--- Provided information ---
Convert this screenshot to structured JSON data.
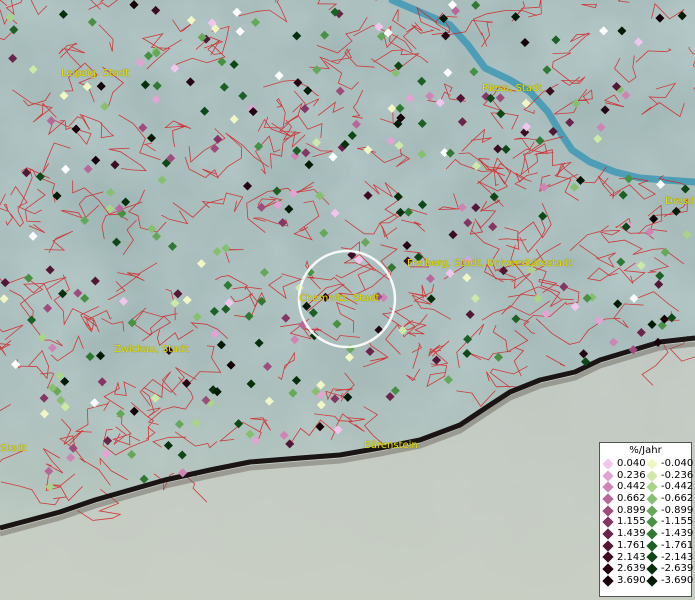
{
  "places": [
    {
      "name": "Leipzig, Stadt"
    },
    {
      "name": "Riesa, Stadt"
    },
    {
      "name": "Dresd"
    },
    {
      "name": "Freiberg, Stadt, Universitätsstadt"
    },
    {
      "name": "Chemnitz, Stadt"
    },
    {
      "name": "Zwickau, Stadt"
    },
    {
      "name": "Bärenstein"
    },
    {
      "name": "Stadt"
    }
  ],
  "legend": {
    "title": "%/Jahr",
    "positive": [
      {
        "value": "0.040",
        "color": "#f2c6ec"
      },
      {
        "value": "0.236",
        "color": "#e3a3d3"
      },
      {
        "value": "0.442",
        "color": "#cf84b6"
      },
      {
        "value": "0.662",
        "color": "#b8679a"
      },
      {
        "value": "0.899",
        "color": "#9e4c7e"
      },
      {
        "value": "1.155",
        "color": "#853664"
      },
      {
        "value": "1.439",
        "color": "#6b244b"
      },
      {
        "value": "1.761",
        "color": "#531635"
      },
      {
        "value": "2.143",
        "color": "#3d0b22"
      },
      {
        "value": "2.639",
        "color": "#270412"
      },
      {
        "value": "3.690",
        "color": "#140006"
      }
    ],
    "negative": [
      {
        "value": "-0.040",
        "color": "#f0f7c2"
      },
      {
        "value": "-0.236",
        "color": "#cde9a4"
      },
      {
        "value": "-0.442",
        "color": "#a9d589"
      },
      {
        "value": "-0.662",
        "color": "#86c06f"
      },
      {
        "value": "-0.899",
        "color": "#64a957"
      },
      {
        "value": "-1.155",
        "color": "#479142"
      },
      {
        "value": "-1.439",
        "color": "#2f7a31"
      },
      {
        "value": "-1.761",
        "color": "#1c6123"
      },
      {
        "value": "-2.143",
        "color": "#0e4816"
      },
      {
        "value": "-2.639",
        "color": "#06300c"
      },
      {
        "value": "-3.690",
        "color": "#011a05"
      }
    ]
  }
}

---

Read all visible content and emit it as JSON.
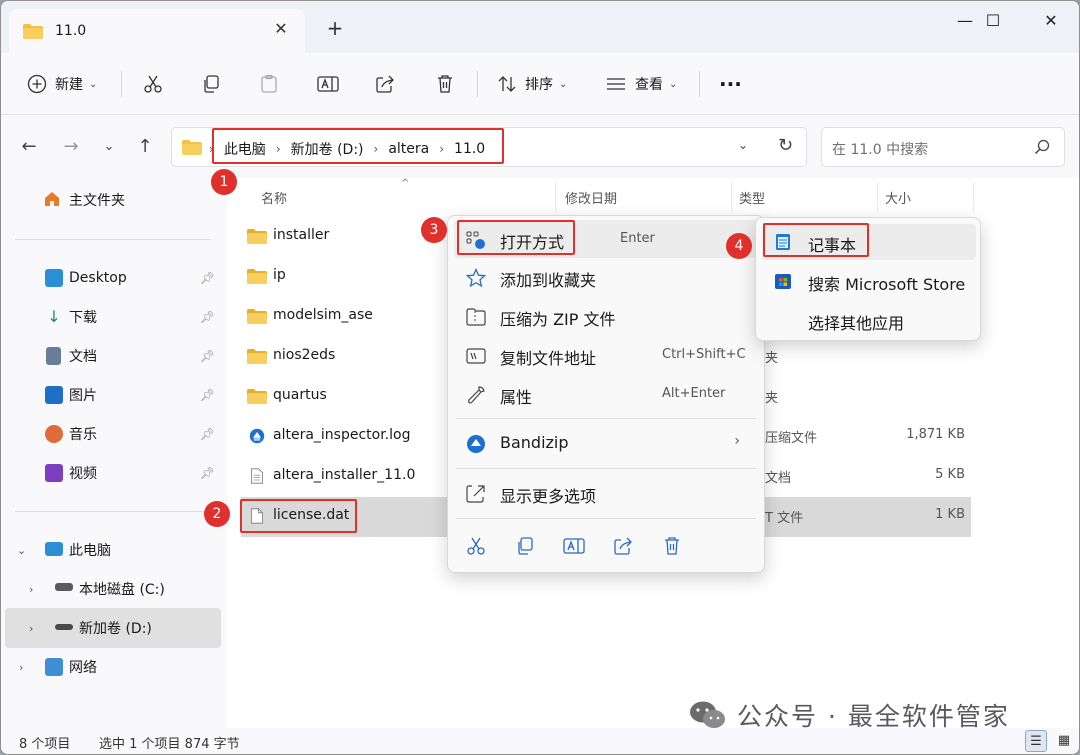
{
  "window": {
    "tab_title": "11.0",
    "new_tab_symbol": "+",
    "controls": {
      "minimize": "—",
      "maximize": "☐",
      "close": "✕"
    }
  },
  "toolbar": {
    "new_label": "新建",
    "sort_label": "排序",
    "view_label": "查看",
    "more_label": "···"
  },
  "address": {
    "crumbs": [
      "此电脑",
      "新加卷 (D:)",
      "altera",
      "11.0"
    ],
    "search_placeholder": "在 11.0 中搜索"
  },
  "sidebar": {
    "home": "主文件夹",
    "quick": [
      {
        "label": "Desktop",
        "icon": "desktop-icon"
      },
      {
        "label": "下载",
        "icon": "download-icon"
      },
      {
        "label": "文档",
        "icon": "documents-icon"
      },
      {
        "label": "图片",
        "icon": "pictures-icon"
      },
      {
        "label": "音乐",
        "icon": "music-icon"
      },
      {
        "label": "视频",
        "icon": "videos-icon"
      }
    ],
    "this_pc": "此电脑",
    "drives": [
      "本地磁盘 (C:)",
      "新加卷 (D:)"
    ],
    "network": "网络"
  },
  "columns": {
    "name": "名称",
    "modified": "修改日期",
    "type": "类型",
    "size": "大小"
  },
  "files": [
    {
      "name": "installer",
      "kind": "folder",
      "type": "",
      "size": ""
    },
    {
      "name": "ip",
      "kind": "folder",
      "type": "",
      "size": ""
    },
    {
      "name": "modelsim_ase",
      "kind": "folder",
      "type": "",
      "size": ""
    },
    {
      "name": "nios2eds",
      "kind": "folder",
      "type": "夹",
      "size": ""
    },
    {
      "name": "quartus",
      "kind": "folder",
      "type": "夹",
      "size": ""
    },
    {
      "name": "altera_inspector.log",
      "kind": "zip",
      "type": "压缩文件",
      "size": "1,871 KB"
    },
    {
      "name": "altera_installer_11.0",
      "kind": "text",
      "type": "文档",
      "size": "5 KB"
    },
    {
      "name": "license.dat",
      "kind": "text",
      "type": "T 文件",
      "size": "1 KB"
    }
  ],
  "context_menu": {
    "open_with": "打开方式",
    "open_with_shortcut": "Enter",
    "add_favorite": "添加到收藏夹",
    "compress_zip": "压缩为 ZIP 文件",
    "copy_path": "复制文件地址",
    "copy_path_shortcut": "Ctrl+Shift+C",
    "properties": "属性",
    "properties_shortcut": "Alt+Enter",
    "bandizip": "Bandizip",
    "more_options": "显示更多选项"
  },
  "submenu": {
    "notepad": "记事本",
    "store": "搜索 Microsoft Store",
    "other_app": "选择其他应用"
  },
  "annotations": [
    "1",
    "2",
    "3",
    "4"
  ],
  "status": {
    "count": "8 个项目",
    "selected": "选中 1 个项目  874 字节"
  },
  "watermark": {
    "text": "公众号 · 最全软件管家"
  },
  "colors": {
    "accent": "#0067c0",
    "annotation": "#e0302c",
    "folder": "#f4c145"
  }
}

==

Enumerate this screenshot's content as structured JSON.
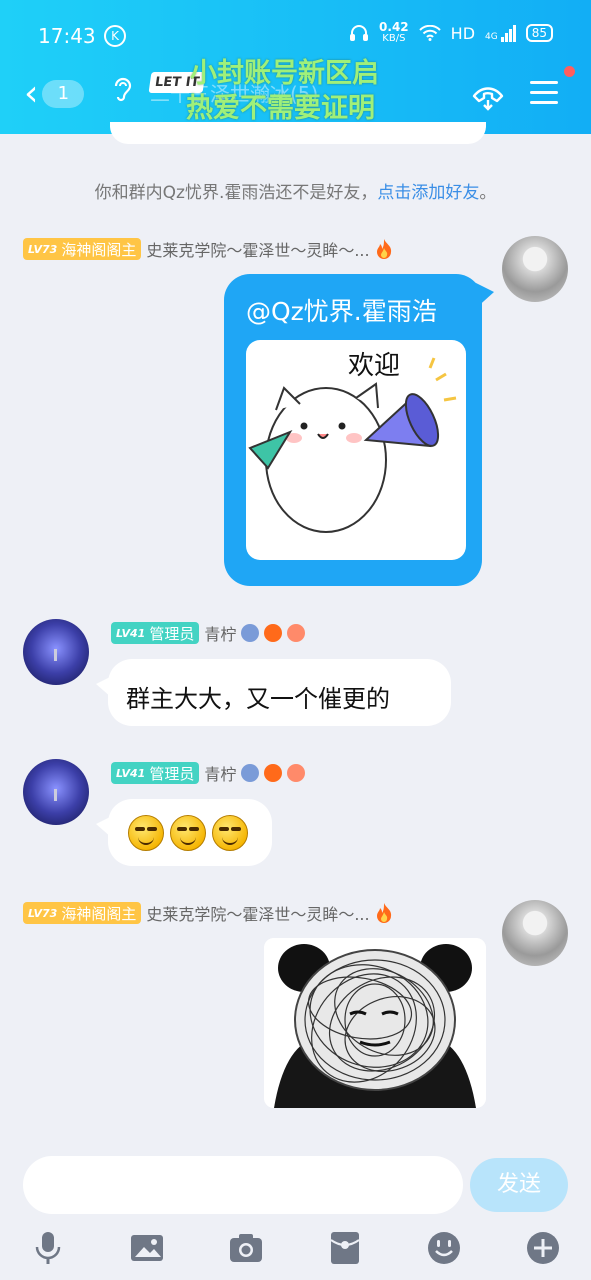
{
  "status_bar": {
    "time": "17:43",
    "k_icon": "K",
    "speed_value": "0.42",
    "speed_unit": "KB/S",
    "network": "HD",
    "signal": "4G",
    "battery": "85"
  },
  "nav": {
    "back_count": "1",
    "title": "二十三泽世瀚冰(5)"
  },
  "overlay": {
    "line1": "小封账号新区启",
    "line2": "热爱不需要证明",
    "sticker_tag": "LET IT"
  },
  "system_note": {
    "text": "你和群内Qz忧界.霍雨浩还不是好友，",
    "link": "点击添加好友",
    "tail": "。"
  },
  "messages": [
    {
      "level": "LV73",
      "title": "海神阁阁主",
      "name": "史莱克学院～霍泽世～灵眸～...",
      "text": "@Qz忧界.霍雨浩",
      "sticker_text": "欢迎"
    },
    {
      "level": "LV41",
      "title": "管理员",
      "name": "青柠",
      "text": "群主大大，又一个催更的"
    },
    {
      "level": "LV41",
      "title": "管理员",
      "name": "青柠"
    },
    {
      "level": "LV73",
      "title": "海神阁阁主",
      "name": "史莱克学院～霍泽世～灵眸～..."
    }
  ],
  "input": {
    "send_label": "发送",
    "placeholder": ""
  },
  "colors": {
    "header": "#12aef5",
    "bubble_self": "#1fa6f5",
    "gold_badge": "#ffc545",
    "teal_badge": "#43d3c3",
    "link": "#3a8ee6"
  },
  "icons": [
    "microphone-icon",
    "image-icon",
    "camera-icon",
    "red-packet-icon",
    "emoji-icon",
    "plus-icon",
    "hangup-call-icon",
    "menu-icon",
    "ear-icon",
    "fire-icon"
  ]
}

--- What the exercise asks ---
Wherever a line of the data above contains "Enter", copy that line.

--- Solution to this problem ---
    "open_with_shortcut": "Enter",
    "properties_shortcut": "Alt+Enter",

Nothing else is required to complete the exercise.